If that’s not enough, twenty-five of the companies listed in the Fortune 500 are headquartered in Houston, the third largest concentration in the United States. In addition, more than 3,500 U of H alums serve as President or CEO of their companies, including CEO Richard Anderson at Delta Airlines, CEO Karen Katz at Neiman Marcus, CEO Douglas Brooks at Brinker International and many more. Five of the six major energy companies in the United States are based in Houston.
Why is this important? Adding U of H gives the Big 12 a better ability to market to Houston-based businesses. Consider this: the Big 12’s corporate sponsors pale in comparison to the SEC. Although I don’t have the value of the sponsorships, the sheer difference in number of corporate partners is staggering. The Big 12 lists Chick-Fil-A, Dr. Pepper, Gatorade G Series, Motel 6, O’Reilly Auto Parts, Phillips 66 and Sirius/XM. Meanwhile, the SEC’s list includes: Allstate, AT&T, Dr. Pepper, Regions Bank, Aaron Rents, Dick’s Sporting Goods, Gatorade G Series, Golden Flake, Gulf Shore and Orange Beach, Macy’s, Merita, Iron Planet, Sonic, Texas Pete, UPS and Sirius/XM.

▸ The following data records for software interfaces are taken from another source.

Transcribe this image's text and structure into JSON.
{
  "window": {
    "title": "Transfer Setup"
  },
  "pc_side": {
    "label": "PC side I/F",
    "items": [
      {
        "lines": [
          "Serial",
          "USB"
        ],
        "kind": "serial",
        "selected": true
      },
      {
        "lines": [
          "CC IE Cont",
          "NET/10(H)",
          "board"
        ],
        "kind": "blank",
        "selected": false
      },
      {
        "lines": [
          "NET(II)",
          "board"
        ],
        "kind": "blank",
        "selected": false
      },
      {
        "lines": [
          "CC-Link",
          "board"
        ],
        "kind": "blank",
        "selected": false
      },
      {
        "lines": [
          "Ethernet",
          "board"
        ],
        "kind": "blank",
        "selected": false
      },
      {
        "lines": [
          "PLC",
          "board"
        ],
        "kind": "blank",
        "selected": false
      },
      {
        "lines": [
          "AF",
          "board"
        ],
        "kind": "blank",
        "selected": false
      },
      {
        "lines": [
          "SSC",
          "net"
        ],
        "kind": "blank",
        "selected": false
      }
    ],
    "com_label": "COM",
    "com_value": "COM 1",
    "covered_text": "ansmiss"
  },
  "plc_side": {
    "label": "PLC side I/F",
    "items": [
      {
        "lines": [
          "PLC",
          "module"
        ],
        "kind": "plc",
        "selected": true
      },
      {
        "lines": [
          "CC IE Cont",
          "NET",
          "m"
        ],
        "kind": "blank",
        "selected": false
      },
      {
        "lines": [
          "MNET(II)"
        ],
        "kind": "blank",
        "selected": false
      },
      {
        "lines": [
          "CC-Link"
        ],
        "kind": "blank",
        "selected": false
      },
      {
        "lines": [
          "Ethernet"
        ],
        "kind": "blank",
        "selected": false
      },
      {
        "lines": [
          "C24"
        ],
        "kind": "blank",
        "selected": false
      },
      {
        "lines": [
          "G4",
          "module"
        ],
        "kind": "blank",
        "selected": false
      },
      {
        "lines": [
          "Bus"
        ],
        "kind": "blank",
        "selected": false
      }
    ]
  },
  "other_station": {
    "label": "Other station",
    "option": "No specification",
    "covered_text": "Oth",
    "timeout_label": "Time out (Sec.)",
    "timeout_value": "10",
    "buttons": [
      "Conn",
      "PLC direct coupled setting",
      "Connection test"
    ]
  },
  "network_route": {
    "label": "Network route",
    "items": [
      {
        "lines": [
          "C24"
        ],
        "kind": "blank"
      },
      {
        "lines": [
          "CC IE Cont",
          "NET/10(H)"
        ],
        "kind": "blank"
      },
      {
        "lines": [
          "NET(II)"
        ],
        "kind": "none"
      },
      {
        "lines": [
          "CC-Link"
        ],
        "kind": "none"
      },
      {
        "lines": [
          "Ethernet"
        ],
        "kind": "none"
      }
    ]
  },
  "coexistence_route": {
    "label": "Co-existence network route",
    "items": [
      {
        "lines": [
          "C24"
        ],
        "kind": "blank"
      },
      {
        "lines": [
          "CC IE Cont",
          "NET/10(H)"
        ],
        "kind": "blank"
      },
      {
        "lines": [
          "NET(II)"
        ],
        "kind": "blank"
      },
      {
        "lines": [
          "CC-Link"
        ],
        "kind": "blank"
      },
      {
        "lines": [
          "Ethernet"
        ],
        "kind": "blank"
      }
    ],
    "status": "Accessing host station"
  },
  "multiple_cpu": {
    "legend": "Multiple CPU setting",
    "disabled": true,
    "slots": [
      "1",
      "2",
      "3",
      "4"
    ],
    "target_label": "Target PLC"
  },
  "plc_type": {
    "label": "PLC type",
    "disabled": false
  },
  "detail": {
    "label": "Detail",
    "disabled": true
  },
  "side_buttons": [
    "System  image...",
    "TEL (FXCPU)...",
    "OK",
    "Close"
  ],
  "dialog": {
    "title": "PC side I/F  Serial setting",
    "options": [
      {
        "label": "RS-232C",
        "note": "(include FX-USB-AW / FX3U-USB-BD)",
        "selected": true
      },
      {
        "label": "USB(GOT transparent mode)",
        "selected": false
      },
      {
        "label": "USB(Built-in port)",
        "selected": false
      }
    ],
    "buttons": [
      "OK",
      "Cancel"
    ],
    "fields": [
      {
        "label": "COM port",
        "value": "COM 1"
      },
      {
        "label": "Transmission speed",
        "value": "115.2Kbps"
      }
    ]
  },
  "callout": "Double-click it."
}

Let’s recap. Adding U of H to the Big 12 gives the conference a tangible location in the nation’s fourth-largest city, and one of the largest media markets. It gives the conference access to some of the largest companies in the nation. The conference would have a school located in the second-most fertile recruiting ground in the country. Sounds good so far.
This is one part of a four-part series. For pieces on the economic impact of U of H moving to the Big 12 and how it fits in both on the field and as a conference member, check out these links to the other three parts of the series on Forbes.com and ChuckOliver.net:
The Case for University of Houston: Media Market, Academics, Facilities (by Kristi Dosh on Forbes.com)
Commitment Makes Houston Cougars Smart Choice for Big 12 Invite (by Chadd Scott on ChuckOliver.net)
Houston Cougars Were An Athletic Powerhouse and Can Be Again (by Chadd Scott on ChuckOliver.net)